▶ EXERCISE: Go through the data and copy each line that holds "true".

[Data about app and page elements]
* * * * * * *

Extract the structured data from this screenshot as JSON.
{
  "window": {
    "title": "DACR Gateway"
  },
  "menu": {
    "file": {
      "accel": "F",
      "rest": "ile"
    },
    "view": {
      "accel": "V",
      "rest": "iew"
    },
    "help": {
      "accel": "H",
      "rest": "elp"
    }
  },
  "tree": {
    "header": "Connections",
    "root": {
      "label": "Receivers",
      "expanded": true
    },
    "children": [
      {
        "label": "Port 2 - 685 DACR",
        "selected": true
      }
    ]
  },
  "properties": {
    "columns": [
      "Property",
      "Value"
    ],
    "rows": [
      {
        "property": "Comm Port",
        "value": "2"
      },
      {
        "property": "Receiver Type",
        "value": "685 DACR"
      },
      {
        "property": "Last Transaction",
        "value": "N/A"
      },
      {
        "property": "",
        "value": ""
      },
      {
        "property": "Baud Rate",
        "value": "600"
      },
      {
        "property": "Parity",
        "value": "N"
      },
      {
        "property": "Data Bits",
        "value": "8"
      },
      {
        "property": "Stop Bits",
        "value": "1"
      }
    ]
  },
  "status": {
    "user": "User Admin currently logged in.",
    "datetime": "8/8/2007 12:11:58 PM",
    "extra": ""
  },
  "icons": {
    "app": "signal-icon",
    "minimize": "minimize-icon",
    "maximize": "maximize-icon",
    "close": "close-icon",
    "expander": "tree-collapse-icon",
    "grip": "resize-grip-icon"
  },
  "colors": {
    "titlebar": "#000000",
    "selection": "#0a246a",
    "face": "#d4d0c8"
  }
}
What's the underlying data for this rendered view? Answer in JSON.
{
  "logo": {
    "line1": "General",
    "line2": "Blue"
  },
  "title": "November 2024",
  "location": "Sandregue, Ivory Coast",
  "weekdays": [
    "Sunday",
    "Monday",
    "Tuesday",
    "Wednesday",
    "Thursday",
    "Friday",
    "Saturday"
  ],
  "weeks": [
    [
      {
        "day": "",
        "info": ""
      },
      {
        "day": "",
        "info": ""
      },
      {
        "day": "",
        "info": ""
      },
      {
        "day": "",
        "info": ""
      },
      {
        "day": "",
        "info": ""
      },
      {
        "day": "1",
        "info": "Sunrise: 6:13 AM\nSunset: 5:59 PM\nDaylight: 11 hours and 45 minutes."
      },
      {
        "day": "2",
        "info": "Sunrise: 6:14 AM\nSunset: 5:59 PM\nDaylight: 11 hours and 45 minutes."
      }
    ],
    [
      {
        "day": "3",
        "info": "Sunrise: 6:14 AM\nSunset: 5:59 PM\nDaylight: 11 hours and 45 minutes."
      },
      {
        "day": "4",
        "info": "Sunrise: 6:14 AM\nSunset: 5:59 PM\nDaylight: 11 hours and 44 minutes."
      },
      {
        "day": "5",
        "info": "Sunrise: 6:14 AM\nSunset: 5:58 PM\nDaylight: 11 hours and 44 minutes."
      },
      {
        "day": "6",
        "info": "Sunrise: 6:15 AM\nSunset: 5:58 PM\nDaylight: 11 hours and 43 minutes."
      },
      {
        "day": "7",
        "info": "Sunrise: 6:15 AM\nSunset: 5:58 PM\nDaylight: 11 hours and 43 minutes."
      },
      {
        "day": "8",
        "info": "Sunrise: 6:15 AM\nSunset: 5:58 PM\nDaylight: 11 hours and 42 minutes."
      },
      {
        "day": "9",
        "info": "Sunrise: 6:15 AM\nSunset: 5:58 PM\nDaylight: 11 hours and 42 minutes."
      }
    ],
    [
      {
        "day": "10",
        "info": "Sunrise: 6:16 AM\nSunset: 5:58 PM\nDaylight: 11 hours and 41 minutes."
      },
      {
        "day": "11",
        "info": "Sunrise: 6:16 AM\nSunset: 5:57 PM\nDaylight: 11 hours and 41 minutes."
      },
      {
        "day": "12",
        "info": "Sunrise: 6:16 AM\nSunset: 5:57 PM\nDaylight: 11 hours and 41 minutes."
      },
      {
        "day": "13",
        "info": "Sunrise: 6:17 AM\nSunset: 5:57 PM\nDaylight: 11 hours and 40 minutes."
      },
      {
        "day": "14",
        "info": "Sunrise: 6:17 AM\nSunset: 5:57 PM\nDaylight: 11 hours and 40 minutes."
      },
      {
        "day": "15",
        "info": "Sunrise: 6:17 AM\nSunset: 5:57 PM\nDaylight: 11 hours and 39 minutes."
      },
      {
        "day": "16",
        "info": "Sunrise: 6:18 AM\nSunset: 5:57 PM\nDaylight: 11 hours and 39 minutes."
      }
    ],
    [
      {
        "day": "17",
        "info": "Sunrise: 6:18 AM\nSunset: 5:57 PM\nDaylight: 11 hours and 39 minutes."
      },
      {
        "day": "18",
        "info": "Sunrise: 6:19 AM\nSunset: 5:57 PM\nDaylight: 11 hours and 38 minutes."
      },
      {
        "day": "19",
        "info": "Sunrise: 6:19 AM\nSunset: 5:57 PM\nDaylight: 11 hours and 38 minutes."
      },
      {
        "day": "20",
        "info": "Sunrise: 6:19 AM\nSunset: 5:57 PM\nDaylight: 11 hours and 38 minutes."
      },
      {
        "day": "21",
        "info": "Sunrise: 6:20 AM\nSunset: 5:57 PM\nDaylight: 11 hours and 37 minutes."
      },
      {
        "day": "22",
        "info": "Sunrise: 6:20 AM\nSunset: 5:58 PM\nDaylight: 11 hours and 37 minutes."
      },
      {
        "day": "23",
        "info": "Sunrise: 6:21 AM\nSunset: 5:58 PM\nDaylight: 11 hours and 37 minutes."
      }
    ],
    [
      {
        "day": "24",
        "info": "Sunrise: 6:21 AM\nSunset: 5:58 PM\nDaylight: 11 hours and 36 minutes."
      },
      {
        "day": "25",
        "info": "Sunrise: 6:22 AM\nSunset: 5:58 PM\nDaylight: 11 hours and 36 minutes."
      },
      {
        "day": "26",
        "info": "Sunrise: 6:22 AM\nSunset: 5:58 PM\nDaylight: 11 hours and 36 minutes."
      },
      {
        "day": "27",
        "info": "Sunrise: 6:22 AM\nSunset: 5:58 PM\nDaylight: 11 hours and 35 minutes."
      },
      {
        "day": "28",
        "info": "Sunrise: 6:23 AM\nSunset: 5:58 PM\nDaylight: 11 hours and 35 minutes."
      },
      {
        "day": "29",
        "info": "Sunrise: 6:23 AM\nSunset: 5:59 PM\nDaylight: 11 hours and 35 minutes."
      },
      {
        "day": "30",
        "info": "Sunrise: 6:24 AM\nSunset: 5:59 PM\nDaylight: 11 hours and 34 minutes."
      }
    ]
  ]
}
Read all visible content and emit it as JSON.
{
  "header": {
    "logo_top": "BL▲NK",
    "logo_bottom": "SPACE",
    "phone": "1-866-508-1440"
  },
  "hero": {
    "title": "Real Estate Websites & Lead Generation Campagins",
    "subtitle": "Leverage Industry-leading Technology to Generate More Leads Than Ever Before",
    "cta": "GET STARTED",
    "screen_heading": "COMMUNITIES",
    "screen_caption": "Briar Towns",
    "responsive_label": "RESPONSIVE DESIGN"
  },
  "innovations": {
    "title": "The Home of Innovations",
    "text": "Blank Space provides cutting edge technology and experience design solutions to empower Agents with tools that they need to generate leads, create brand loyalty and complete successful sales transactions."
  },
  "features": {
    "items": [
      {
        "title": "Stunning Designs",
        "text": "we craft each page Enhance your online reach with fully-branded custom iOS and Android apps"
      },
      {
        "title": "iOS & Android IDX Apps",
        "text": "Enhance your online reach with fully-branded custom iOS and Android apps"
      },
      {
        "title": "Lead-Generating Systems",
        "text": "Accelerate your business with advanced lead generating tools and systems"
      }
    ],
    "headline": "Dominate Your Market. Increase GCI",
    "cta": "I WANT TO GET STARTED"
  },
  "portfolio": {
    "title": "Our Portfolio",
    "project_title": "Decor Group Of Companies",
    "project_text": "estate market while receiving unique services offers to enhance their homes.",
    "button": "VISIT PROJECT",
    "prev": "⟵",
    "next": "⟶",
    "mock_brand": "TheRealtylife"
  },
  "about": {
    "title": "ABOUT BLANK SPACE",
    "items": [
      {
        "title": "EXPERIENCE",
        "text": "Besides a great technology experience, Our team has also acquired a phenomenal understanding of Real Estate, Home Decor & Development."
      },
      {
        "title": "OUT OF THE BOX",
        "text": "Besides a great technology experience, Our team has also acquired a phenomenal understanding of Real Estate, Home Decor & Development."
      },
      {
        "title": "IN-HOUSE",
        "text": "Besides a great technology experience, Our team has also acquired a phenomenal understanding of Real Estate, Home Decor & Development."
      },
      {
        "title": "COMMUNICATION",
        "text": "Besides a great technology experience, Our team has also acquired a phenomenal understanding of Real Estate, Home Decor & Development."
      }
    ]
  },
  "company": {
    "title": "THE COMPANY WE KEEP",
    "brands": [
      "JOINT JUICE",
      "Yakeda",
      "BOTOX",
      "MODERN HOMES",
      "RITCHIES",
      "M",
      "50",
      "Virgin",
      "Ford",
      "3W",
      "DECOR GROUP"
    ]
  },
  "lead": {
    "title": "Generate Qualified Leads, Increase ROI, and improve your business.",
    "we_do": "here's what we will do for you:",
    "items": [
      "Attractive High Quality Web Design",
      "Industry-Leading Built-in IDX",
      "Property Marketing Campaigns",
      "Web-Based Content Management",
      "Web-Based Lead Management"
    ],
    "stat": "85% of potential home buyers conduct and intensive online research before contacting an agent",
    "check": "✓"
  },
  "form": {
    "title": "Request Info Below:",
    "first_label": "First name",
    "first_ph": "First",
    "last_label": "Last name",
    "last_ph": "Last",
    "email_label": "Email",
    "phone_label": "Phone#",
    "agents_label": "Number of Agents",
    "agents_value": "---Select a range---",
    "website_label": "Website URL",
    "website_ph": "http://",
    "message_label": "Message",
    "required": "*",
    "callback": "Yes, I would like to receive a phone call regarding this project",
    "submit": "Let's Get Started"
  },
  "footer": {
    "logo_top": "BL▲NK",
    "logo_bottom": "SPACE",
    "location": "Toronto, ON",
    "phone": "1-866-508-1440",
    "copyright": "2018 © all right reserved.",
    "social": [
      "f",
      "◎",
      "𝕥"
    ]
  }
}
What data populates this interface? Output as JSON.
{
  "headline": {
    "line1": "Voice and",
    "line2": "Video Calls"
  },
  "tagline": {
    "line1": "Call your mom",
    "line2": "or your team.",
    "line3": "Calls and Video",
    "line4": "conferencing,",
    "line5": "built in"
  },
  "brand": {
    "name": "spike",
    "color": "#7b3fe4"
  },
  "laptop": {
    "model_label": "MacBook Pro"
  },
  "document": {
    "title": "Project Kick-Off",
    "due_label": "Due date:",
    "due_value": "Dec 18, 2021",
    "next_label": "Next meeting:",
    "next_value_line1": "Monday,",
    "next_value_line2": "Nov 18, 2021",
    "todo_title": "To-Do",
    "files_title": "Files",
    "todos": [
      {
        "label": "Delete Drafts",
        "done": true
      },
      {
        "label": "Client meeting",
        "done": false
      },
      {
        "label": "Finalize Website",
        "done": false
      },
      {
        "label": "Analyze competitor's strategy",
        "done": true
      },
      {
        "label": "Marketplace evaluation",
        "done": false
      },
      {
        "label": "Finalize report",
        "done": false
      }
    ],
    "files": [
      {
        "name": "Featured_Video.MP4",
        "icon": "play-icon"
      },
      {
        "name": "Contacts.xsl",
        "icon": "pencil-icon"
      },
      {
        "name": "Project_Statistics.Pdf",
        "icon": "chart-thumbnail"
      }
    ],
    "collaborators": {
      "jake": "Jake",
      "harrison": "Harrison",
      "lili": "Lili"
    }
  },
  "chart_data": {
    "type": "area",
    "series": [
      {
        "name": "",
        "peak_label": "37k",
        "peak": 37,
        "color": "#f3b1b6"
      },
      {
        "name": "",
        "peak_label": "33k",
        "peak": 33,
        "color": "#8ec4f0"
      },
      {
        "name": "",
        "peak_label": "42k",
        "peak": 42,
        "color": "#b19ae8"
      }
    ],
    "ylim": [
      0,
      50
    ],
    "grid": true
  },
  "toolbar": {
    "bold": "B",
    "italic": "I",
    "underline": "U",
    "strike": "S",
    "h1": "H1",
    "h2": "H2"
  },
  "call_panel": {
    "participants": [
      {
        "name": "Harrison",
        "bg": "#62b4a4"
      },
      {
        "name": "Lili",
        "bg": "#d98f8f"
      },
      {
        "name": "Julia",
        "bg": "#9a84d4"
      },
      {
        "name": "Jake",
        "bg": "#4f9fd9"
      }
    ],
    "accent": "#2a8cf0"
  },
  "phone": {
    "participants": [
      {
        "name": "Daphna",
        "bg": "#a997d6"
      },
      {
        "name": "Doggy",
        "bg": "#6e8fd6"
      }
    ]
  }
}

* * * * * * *

▶ RESPONSE BOX:
      "expanded": true
        "selected": true
        "done": true
        "done": true
    "grid": true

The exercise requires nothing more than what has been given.